Instructions to follow
Your task is to copy every record exactly.

[Data records for software interfaces]
════════════════════

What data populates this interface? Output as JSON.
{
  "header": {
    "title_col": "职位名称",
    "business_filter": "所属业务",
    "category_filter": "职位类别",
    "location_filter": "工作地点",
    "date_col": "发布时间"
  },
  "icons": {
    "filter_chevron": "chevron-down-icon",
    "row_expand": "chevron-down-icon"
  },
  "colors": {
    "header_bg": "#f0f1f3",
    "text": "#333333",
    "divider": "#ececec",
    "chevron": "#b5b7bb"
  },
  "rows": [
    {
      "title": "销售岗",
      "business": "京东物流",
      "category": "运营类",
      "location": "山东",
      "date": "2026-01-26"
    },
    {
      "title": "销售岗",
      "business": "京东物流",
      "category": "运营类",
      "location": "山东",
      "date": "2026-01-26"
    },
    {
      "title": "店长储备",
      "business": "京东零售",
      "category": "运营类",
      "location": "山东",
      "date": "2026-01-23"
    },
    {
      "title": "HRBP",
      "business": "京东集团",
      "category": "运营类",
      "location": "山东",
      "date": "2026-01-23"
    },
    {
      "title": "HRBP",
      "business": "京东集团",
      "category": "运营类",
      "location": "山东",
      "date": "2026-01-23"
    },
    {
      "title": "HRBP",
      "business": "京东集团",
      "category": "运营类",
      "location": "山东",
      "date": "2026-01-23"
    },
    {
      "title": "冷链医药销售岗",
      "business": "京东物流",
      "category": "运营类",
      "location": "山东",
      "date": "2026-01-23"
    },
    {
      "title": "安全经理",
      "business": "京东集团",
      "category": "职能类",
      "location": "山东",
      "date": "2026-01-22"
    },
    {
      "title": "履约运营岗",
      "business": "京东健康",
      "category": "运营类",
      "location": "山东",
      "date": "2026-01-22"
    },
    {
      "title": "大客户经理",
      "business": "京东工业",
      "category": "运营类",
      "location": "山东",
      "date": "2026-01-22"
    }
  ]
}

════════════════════

Task answer
What data populates this interface? Output as JSON.
{
  "header": {
    "title_col": "职位名称",
    "business_filter": "所属业务",
    "category_filter": "职位类别",
    "location_filter": "工作地点",
    "date_col": "发布时间"
  },
  "icons": {
    "filter_chevron": "chevron-down-icon",
    "row_expand": "chevron-down-icon"
  },
  "colors": {
    "header_bg": "#f0f1f3",
    "text": "#333333",
    "divider": "#ececec",
    "chevron": "#b5b7bb"
  },
  "rows": [
    {
      "title": "销售岗",
      "business": "京东物流",
      "category": "运营类",
      "location": "山东",
      "date": "2026-01-26"
    },
    {
      "title": "销售岗",
      "business": "京东物流",
      "category": "运营类",
      "location": "山东",
      "date": "2026-01-26"
    },
    {
      "title": "店长储备",
      "business": "京东零售",
      "category": "运营类",
      "location": "山东",
      "date": "2026-01-23"
    },
    {
      "title": "HRBP",
      "business": "京东集团",
      "category": "运营类",
      "location": "山东",
      "date": "2026-01-23"
    },
    {
      "title": "HRBP",
      "business": "京东集团",
      "category": "运营类",
      "location": "山东",
      "date": "2026-01-23"
    },
    {
      "title": "HRBP",
      "business": "京东集团",
      "category": "运营类",
      "location": "山东",
      "date": "2026-01-23"
    },
    {
      "title": "冷链医药销售岗",
      "business": "京东物流",
      "category": "运营类",
      "location": "山东",
      "date": "2026-01-23"
    },
    {
      "title": "安全经理",
      "business": "京东集团",
      "category": "职能类",
      "location": "山东",
      "date": "2026-01-22"
    },
    {
      "title": "履约运营岗",
      "business": "京东健康",
      "category": "运营类",
      "location": "山东",
      "date": "2026-01-22"
    },
    {
      "title": "大客户经理",
      "business": "京东工业",
      "category": "运营类",
      "location": "山东",
      "date": "2026-01-22"
    }
  ]
}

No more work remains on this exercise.